PROBLEM TO WORK ON
Every record below should be repeated exactly. Omit the pictures.

Excerpts from an interface dataset:
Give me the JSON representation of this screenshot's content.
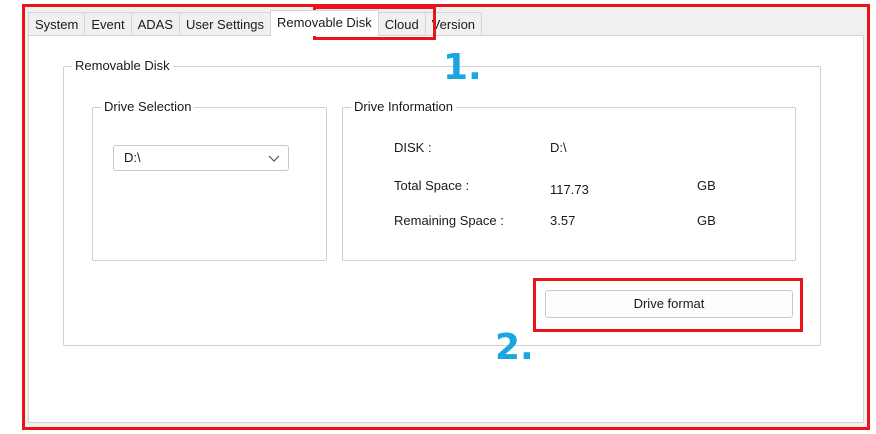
{
  "tabs": [
    {
      "label": "System"
    },
    {
      "label": "Event"
    },
    {
      "label": "ADAS"
    },
    {
      "label": "User Settings"
    },
    {
      "label": "Removable Disk",
      "active": true
    },
    {
      "label": "Cloud"
    },
    {
      "label": "Version"
    }
  ],
  "removable_disk": {
    "title": "Removable Disk",
    "drive_selection": {
      "title": "Drive Selection",
      "selected_drive": "D:\\"
    },
    "drive_information": {
      "title": "Drive Information",
      "disk_label": "DISK :",
      "disk_value": "D:\\",
      "total_label": "Total Space :",
      "total_value": "117.73",
      "total_unit": "GB",
      "remaining_label": "Remaining Space :",
      "remaining_value": "3.57",
      "remaining_unit": "GB"
    },
    "format_button_label": "Drive format"
  },
  "annotations": {
    "step1": "1.",
    "step2": "2.",
    "highlight_color": "#e8141c",
    "step_color": "#1aa7e0"
  }
}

EXERCISE SOLUTION
Give me the JSON representation of this screenshot's content.
{
  "tabs": [
    {
      "label": "System"
    },
    {
      "label": "Event"
    },
    {
      "label": "ADAS"
    },
    {
      "label": "User Settings"
    },
    {
      "label": "Removable Disk",
      "active": true
    },
    {
      "label": "Cloud"
    },
    {
      "label": "Version"
    }
  ],
  "removable_disk": {
    "title": "Removable Disk",
    "drive_selection": {
      "title": "Drive Selection",
      "selected_drive": "D:\\"
    },
    "drive_information": {
      "title": "Drive Information",
      "disk_label": "DISK :",
      "disk_value": "D:\\",
      "total_label": "Total Space :",
      "total_value": "117.73",
      "total_unit": "GB",
      "remaining_label": "Remaining Space :",
      "remaining_value": "3.57",
      "remaining_unit": "GB"
    },
    "format_button_label": "Drive format"
  },
  "annotations": {
    "step1": "1.",
    "step2": "2.",
    "highlight_color": "#e8141c",
    "step_color": "#1aa7e0"
  }
}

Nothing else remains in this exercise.